When Good Themes Go Bad

The Yogi Muse In general, I believe that any attempt to theme a yoga class and bring in some tidbit of inspiration is going to work out better than if a teacher made no attempt whatsoever.This is the “no effort is ever wasted” theory. But even though an effort will be a growth opportunity, it is not true that every attempt to theme a yoga class will end successfully.Perhaps I am picky, but I have been subject to some really icky yoga themes lately. Here are examples:The Ugly Theme

  • “My friend had an aneurysm and is dying, and will leave behind two little girls. But everything is going to be okay.” Really? In my experience, everything is not always, okay.
  • “I hate my mother. However, yoga teaches that I am free to choose how to react when she is around.” Bravo for you, you silly, selfish, ungrateful little beast, and I speak on behalf of mothers everywhere.
  • “Drop into your heart space and love everyone.” This one is trickier to explain why it is awful, but it has to do with psychologically manipulating the class out of discernment. We have the right to choose. Love is not a BOGO free sort of thing, unless you participate in very different relationships than I’ve had. The practice of yoga should not, under any circumstances, talk you out of your common sense.
  • “Ganesh teaches us that we can overcome obstacles, and right now my life is falling apart.” I’m truly, very sorry, but please try to not open a vein and bleed out on your students.

And so it goes. I have come to realize that we yoga teachers make these common mistakes in choosing our themes from some very common misconceptions about teaching yoga.Misconception #1We are supposed to be “authentic” at all times. Well, yes and no. I believe that being real and transparent in the room will create a connection with your students. I say in the book Theme Weaver that if our themes come from this place of honesty we will be more successful in our teaching.HOWEVER, we also have a responsibility to show up for our students. And if we cannot show up for ourselves, then how can we guide our students? Our students are our first priority. If you are sobbing and hysterical, then please get a sub (if possible). You owe this to your students.Let me put it this way: You need to be so prepared and professional, that if you had a car accident on the way to teach, you could still walk in the room and lead the class with a smile on your face.Misconception #2The realer the better.A teacher is going through something poignant. It undeniably makes a great theme. But, the teacher has not yet put it into perspective. The end result is rather than be uplifted, we just want to take a Vicodin.I will never forget the time a teacher asked how everyone was feeling, and a woman responded “I was feeling pretty good until I came to yoga.”If you cannot be inspiring about your subject, then do not speak about it in a class. Save it for your friends and whine with wine. A theme is ready when you can provide:

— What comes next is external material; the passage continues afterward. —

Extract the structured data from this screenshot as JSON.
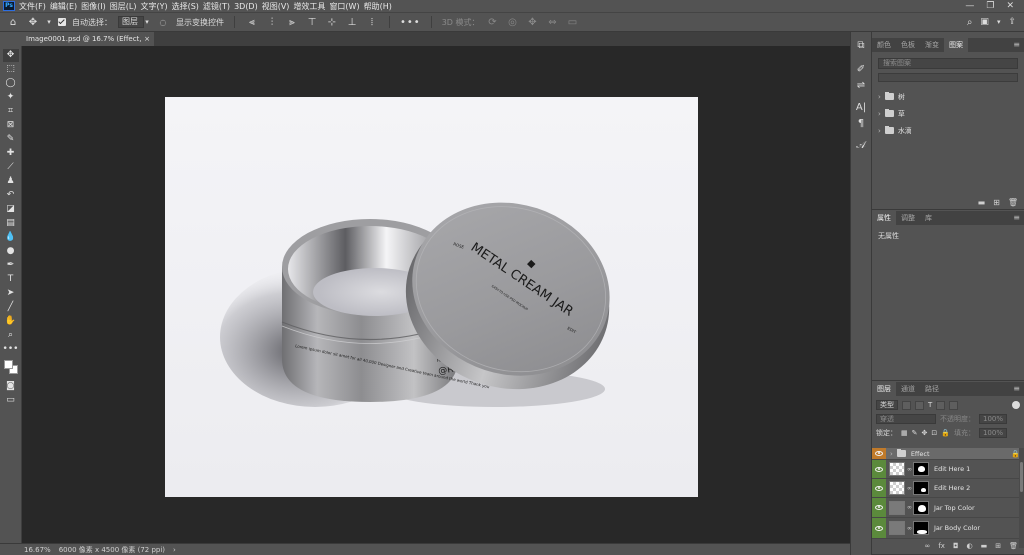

  • Experience, which made you better.
  • Strength, you can offer to your students.
  • Hope, to inspire others.

A good rule of thumb is that until you can laugh about it, or be grateful for having had that experience, you are not yet ready to talk about it.Mistake # 3Yoga is about love.Well, actually, yoga is about practice. It’s about many things including discipline, breath, devotion and following the Eight-Limbed Path. I have studied nearly every yogic text, and not one says I have to love everyone, all the time, without intelligence or discernment.I don’t necessarily mind themes about love as they are much better than say, war or hate. But this is the thing, be very careful if you tell people that they are not yogic if they don’t love everyone. I was once physically attacked, threatened by a psychotic stalker, and deeply betrayed by an ex-husband. I feel entirely justified if I don’t love those people.Mistake # 4We Agree on Absolutes Beware of absolutes. Rarely is life that easy, where one thing is “bad” and another good. Even the truth has three sides: Her side, his side, and the place in-between. The phrase “Just let go” is also problematic. Let go of what? My house? My responsibilities? Yoga?Spend some time contemplating, what happens if we have too much of this thing? What happens if we have too little? That will help you create a better-rounded theme.Everything Is Going To Be Okay!I believe with all my heart that attempts to bring in some inspiration will not be wasted. Either you will have a very successful class, or you will learn from the experience. Please do not let me discourage you!If you are unsure of a theme, run it by a friend and ask, “How did that make you feel?” The answer may just make you a more inspiring teacher.Michelle Marchildon is The Yogi Muse. She’s an award-winning journalist and the author of Theme Weaver: Connect the Power of Inspiration to Teaching Yoga. You can find her writing on Elephant Journal, Mantra Yoga and Health Magazine, and Sports Illustrated.